### Dataset excerpts ###

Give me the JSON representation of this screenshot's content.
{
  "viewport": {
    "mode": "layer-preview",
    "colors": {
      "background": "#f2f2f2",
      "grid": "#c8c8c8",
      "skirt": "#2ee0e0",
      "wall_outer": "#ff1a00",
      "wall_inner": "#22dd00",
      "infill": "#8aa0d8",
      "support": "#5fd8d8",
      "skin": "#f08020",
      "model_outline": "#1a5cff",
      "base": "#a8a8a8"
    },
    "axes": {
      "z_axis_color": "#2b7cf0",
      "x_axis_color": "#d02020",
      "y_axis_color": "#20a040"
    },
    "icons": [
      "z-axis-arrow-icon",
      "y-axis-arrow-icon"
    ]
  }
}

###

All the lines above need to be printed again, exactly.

Reply —
Give me the JSON representation of this screenshot's content.
{
  "viewport": {
    "mode": "layer-preview",
    "colors": {
      "background": "#f2f2f2",
      "grid": "#c8c8c8",
      "skirt": "#2ee0e0",
      "wall_outer": "#ff1a00",
      "wall_inner": "#22dd00",
      "infill": "#8aa0d8",
      "support": "#5fd8d8",
      "skin": "#f08020",
      "model_outline": "#1a5cff",
      "base": "#a8a8a8"
    },
    "axes": {
      "z_axis_color": "#2b7cf0",
      "x_axis_color": "#d02020",
      "y_axis_color": "#20a040"
    },
    "icons": [
      "z-axis-arrow-icon",
      "y-axis-arrow-icon"
    ]
  }
}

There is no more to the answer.